Julie Mayfield, D-Buncombe
Yesterday: Democrat Julie Mayfield, an Atlanta native and “proven progressive,” says her campaign website, soundly defeated her Republican challenger, Bob Penland — 63% to 37% in November. It’s not surprising, considering her decidedly liberal district that includes Asheville, where she served on the City Council. The website mountaintrue lists her as its co-director, and she started with the nonprofit in 2018. The group, its site says, “envisions thriving communities in our mountain region that are connected to and help sustain both each other and our natural environment.” Gov. Beverly Perdue, the site says, in 2011 appointed Mayfield to the Mountain Resources Commission, which dissolved in 2013.
Today: Mayfield on her Facebook page wrote this about the mask mandate, saying the Republican leadership isn’t adhering to a rule from the governor that masks be worn in legislative buildings. “I find it unconscionable and irresponsible that the legislative leadership of our state Is unwilling to adhere to the law, model good behavior for our residents, and keep safe the people who work every day at the legislature.” Mayfield will serve on the committees for State and Local Government; Transportation; and Appropriations on Agriculture, Environment, and Natural Resources.

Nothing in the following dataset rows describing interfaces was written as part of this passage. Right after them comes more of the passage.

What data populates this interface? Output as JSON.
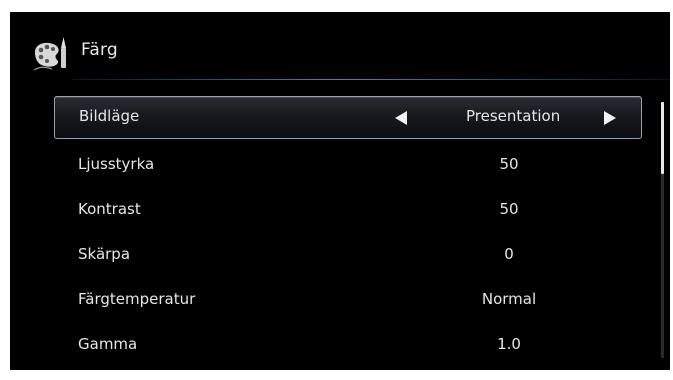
{
  "menu": {
    "title": "Färg",
    "icon": "palette-brush-icon",
    "items": [
      {
        "label": "Bildläge",
        "value": "Presentation",
        "selected": true
      },
      {
        "label": "Ljusstyrka",
        "value": "50"
      },
      {
        "label": "Kontrast",
        "value": "50"
      },
      {
        "label": "Skärpa",
        "value": "0"
      },
      {
        "label": "Färgtemperatur",
        "value": "Normal"
      },
      {
        "label": "Gamma",
        "value": "1.0"
      }
    ]
  },
  "colors": {
    "background": "#000000",
    "text": "#e6e6e6",
    "selection_border": "#9aa3ad",
    "header_line": "#50aae6"
  }
}
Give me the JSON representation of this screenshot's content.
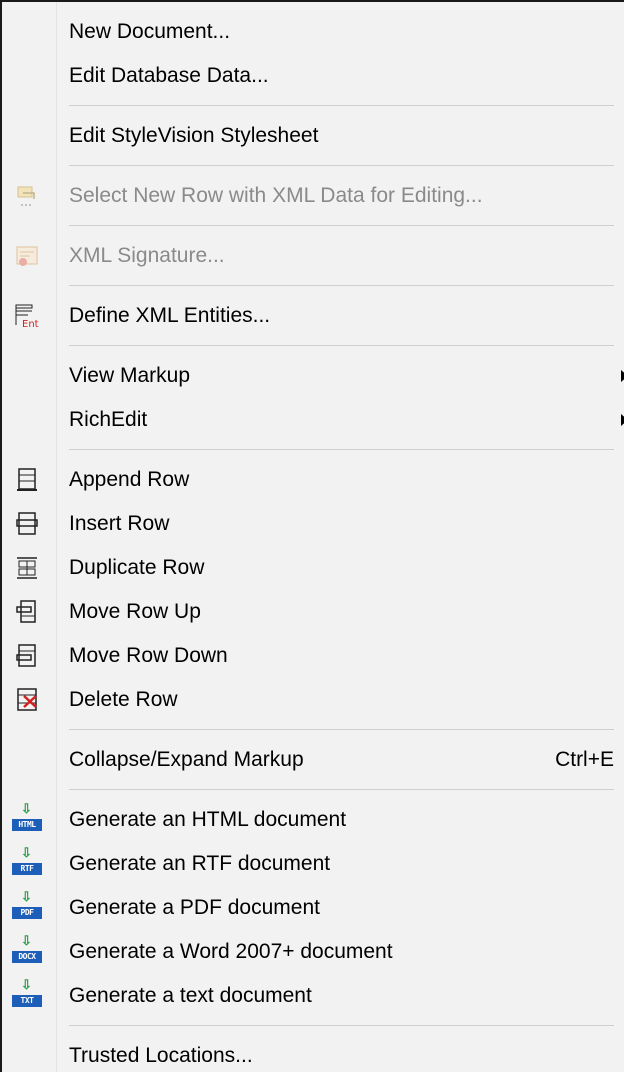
{
  "menu": {
    "new_document": "New Document...",
    "edit_database_data": "Edit Database Data...",
    "edit_stylevision": "Edit StyleVision Stylesheet",
    "select_new_row": "Select New Row with XML Data for Editing...",
    "xml_signature": "XML Signature...",
    "define_entities": "Define XML Entities...",
    "view_markup": "View Markup",
    "richedit": "RichEdit",
    "append_row": "Append Row",
    "insert_row": "Insert Row",
    "duplicate_row": "Duplicate Row",
    "move_row_up": "Move Row Up",
    "move_row_down": "Move Row Down",
    "delete_row": "Delete Row",
    "collapse_expand": "Collapse/Expand Markup",
    "collapse_shortcut": "Ctrl+E",
    "gen_html": "Generate an HTML document",
    "gen_rtf": "Generate an RTF document",
    "gen_pdf": "Generate a PDF document",
    "gen_word": "Generate a Word 2007+ document",
    "gen_text": "Generate a text document",
    "trusted_locations": "Trusted Locations..."
  },
  "icons": {
    "html_tag": "HTML",
    "rtf_tag": "RTF",
    "pdf_tag": "PDF",
    "docx_tag": "DOCX",
    "txt_tag": "TXT",
    "arrow_glyph": "⇩",
    "entity_tag": "Ent"
  }
}
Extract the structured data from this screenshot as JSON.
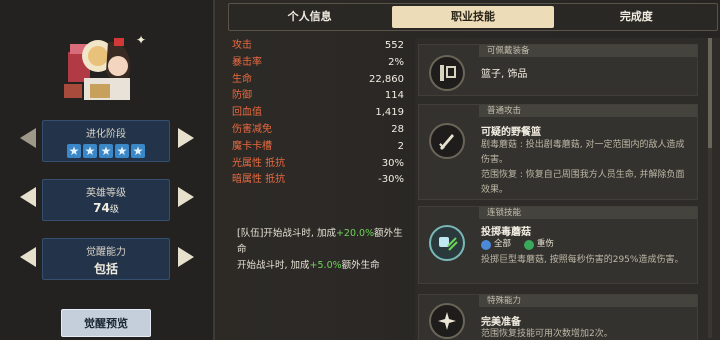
{
  "tabs": [
    "个人信息",
    "职业技能",
    "完成度"
  ],
  "left": {
    "evolution": {
      "label": "进化阶段",
      "stars": 5
    },
    "level": {
      "label": "英雄等级",
      "value": "74",
      "unit": "级"
    },
    "awaken": {
      "label": "觉醒能力",
      "value": "包括"
    },
    "preview_button": "觉醒预览"
  },
  "stats": [
    {
      "k": "攻击",
      "v": "552"
    },
    {
      "k": "暴击率",
      "v": "2%"
    },
    {
      "k": "生命",
      "v": "22,860"
    },
    {
      "k": "防御",
      "v": "114"
    },
    {
      "k": "回血值",
      "v": "1,419"
    },
    {
      "k": "伤害减免",
      "v": "28"
    },
    {
      "k": "魔卡卡槽",
      "v": "2"
    },
    {
      "k": "光属性 抵抗",
      "v": "30%"
    },
    {
      "k": "暗属性 抵抗",
      "v": "-30%"
    }
  ],
  "bonus": {
    "line1_a": "[队伍]开始战斗时, 加成",
    "line1_b": "+20.0%",
    "line1_c": "额外生命",
    "line2_a": "开始战斗时, 加成",
    "line2_b": "+5.0%",
    "line2_c": "额外生命"
  },
  "skills": {
    "equip": {
      "head": "可佩戴装备",
      "text": "篮子, 饰品"
    },
    "normal": {
      "head": "普通攻击",
      "name": "可疑的野餐篮",
      "d1": "剧毒蘑菇 : 投出剧毒蘑菇, 对一定范围内的敌人造成伤害。",
      "d2": "范围恢复 : 恢复自己周围我方人员生命, 并解除负面效果。"
    },
    "chain": {
      "head": "连锁技能",
      "name": "投掷毒蘑菇",
      "tag1": "全部",
      "tag2": "重伤",
      "d1": "投掷巨型毒蘑菇, 按照每秒伤害的295%造成伤害。"
    },
    "special": {
      "head": "特殊能力",
      "name": "完美准备",
      "d1": "范围恢复技能可用次数增加2次。"
    }
  }
}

Tomorrow: Mayfield supports the Green New Deal and, on her website, says she “will take on climate change and restore protections for air and water to keep our communities healthy and safe.” She wants to expand Medicaid, and expect Mayfield to side with Democrats on most “progressive” priorities. She received endorsement, for example, from the Sierra Club, Equality N.C., and several labor unions, including the N.C. Association of Educators.
Kevin Corbin, R-Macon
Yesterday: Republican Kevin Corbin got almost 67% of the vote in beating Democrat challenger Victoria Fox in November. He’s a familiar face, having served two terms in the N.C. House, beginning with the 2016 election. He served four years on the Appalachian State University Board of Trustees and is a past Chairman of the Macon County School Board, his campaign website says. He served six years on the Macon County Board of Commissioners, elected chairman his final four years on the board. He sponsored a slew of bills in this past legislative session, including a move to expedite occupational licenses for military spouses.
Today: Corbin lists individual liberty as a core issue, saying on his website: “I believe that individuals possess God-given inherent rights, and it is the job of the government to protect them and support equality under the law.” He’s fiscally conservative, running along N.C. Republican party lines. He’ll serve on the Senate’s committees for Commerce and Insurance, Education/Higher Education, and Appropriations on Education. Corbins owns two insurance agencies, the Corbin Agency is in Franklin and the Blue Ridge Insurance Group is in Seneca, South Carolina, his campaign website says. He’s also a founding member of the gospel group Blue Ridge.
Tomorrow: Corbin, a native of Macon County in the western mountains, will continue to be a strong advocate for the western part of the state, including Western Carolina University. He says, according to his website, that he’ll work to help residents there on issues such as broadband expansion and school safety. A primary focus, for Corbin and all lawmakers, really, is helping the state recover from the pandemic. Local newspaper The Franklin Press wrote of Corbin: [His] track record of teaming with other [lawmakers] representing rural regions across the state positions him well to continue championing rural needs. There is strength in numbers, and the state’s rural residents stand to benefit from a unified voice.”